Theater Crossing Borders: Transnational and Transcultural
Exchange in Early Modern Drama
Robert Henke and Eric Nicholson, Co-editors
The commedia dell'arte actor Tristano Martinelli on the road.
From Compositions de Rhetorique, 1601.
book examines early modern theater as an international phenomenon,
considering in particular the exchanges that occurred across
national and regional borders that demarcated political-linguistic-cultural
entities.
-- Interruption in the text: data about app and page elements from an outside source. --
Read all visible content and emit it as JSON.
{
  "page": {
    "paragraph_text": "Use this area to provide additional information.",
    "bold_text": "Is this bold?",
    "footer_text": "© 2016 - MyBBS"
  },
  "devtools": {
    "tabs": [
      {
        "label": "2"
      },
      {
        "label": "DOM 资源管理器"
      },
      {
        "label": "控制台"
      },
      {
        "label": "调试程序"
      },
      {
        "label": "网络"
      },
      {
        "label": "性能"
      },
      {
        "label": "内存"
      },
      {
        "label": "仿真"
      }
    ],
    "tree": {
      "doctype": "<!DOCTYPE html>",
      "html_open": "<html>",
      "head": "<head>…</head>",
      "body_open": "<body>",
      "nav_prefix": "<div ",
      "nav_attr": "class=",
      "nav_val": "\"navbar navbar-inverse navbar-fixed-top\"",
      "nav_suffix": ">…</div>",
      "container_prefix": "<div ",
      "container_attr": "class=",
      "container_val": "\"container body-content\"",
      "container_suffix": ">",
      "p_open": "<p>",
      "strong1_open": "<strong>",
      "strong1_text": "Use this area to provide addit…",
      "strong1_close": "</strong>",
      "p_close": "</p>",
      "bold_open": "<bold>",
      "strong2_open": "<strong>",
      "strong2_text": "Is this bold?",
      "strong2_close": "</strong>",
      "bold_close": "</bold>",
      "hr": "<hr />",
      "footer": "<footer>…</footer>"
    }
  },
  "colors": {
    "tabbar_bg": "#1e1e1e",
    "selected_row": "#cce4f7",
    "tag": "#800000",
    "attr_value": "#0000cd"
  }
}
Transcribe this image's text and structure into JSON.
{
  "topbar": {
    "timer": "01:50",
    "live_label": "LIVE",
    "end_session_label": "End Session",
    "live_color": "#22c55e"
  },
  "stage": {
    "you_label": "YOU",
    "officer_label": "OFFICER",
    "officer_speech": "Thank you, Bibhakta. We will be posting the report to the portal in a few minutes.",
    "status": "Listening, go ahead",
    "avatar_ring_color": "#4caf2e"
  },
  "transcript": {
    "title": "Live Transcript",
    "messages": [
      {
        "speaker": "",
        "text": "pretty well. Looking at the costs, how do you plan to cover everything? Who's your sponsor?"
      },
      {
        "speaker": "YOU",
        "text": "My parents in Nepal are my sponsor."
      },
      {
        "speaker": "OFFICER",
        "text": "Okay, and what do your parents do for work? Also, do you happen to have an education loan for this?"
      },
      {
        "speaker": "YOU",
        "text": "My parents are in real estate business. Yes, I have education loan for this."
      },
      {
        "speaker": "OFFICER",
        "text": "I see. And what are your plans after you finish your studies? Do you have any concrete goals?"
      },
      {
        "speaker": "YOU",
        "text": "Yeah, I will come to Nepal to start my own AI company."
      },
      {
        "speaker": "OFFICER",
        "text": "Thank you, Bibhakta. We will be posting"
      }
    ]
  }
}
Early modern theater is remarkable both in the ways
that it represented transnational exchanges and in the ways that
it enacted them, by means of border-crossing acting troupes;
the transmission of theatrical tropes and gags between actors
and playwrights; the exchanges of actors, playwrights, and theatrical
culture at the aristocratic and thus "supranational" level; the
representation of "foreign" identity; the transmission and translation
of printed plays across national borders; and by many other vehicles.
Early modern theater was capable of generating "contact zones" that
communicated across national and regional boundaries, and allowed
for both material and symbolic exchange. In this volume we are
more interested in cultural relationships of exchange and reciprocity
(which can obtain even in asymmetrically political alignments)
rather than in one-way encounters of hegemony and domination?which,
to be sure, certainly also existed between nations and regions
in the early modern period.|
- Introduction. By Robert Henke
- Section One. Traveling Actors
- Robert Henke (Associate Professor, Washington University), "Border-Crossing
in the Commedia dell'Arte"
- M.A. Katritzky (Research Fellow in Theatre Studies, The
Open University), "English Troupes in Early Modern Germany:
- Section Two. Transportable Units
- Richard Andrews (Professor Emeritus of Italian, University
of Leeds), "A Midsummer Night's Dream and Italian Pastoral"
- Melissa Walter (Assistant Professor,Campion College, University of Regina), "Dramatic Bodies and Novellesque Spaces in
Jacobean Tragedy and Tragicomedy"
- Section Three. The Question of the Actress: Moral and
- Eric Nicholson (Senior Lecturer, Syracuse University
in Florence), "Ophelia Sings Like a Prima Donna Innamorata:
Ophelia's Mad Scene and the Italian Female Performer"
- Jane Tylus (Professor of Italian, New York University), "Theorizing
Women's Place: Nicholas Poussin, The Rape of the Sabines,
and the Early Modern Stage"
- Section Four. Performing Alterity: Doubled National Identity
- Christian Billing (Lecturer in Drama, University of Hull), "The
Dutch Diaspora in English Comedy: 1598 to 1618"
- Susanne Wofford (Professor of English, University of
Wisconsin, Madison), "Foreign Emotions"
- Jaques Lezra (Professor of English and Spanish, University
of Wisconsin, Madison), "Translated Turks on the Early
- Section Five. Performing a Nation: Transregional Exchanges
- Clare McManus (Lecturer in English, Roehampton University,
London), "Epicene in Edinburgh (1672): City Comedy Beyond
the London Stage"
- David Schalkwyk (Professor of English, University of
Cape Town, South Africa), "Proto-nationalist Performatives
and Trans-theatrical Displacement in Henry V"
- Shormistha Panja (Professor of English, University of
Delhi, India), "Shakespeare on the Indian Stage: Resistance,
- Mace Perlman (Professional Actor and Mime), "Reading
Shakespeare, Reading the Masks: Fixed Forms and the Breath
- Select Bibliography.